Managing information for effective product innovation : a contingency approach

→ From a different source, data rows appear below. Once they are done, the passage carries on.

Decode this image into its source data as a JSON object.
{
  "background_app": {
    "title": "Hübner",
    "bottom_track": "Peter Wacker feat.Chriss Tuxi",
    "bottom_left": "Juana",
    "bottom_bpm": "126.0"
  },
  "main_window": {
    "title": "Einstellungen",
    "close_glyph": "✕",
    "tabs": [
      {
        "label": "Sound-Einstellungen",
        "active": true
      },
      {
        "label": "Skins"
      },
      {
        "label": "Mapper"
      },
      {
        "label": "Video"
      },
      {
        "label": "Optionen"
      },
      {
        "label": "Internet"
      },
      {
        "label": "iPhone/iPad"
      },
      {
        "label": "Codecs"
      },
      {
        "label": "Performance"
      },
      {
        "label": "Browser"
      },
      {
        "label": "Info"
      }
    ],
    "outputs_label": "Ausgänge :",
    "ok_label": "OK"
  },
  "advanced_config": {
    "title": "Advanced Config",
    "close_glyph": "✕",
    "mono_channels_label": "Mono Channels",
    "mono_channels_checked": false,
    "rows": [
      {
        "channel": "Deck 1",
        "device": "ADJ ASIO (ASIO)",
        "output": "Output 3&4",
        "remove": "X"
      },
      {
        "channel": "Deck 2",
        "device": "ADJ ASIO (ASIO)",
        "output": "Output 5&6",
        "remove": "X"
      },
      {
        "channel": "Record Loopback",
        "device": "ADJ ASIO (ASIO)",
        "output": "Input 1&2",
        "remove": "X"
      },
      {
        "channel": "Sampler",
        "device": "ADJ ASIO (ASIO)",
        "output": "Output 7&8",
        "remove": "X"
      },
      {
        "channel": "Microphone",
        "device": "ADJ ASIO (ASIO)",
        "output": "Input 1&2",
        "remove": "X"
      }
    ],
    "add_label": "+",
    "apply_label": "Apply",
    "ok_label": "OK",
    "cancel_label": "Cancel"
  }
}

Is it beneficial for firms to tailor their new product development (NPD) strategies to accommodate different project situations/conditions? This thesis examines the applicability of contingency theory to product innovation management. Based on an extensive literature review, information processing and knowledge accumulation are interpreted as the cognitive core of NPD, which further forms the basis of this study. The concept of "fit" provides a necessary focus for statistical analyses, where information processing and organisational learning models are presented to compare the use of these models and their associated NPD contingent situations/conditions. The development of the research instrument was guided by previous literature and its validity and reliability tested in a pilot study. A project-level study involving 112 NPD cases from 53 Taiwanese firms, selected via a representative sampling design, was undertaken. Research data were acquired via a semi-structural questionnaire and through in-depth interviews with managers. Both qualitative and quantitative techniques were applied, to examine the nature of the research domain, and to retain the ability to generalize research findings to the sampling frame. This study provides better insight into the dynamics of product innovation. Multivariate techniques were successfully used to develop a typology for differentiating NPD projects. For consideration of internal contingent factors, NPD projects were classified into Easy-to-Produce Radicals, Hard-to-Produce Radicals, Untried Incrementals, and Tried and Tested Incrementals. For consideration of external contingent factors, three NPD market conditions were identified, i.e., Turbulent Market, Declining Market, and Stable Market. The findings suggest that internal conringent factors strongly affect the pattern of projecr-level information processing, knowledge accumulation, and NPD structural design, while external contingent factors have a limited effect upon NPD. This study contributes to NPD management theory in three key areas: (1) The hidden structure of NPD contingencies is uncovered in a systematic way. This provides a basis for future studies, in which these contingent factors can be controlled and the effect on other NPD activities can be observed more closely. (2) By combining qualitative and quantitative techniques in a single research design, both the structure and the process of product innovation are observed, This allowed the researcher to present a more detailed anatomy of NPD information processing. (3) Previous academic work into NPD contingency management was mainly based on hypothesized contingency variables, such as radical/incremental innovations or routine/nonroutine tasks; these classifications are too broad and fail to reveal the true nature of NPD. The current stud y differentiates NPD projects based on situations/conditions empirically identified from fieldwork; this further extends the frontier of conventional NPD contingency studies.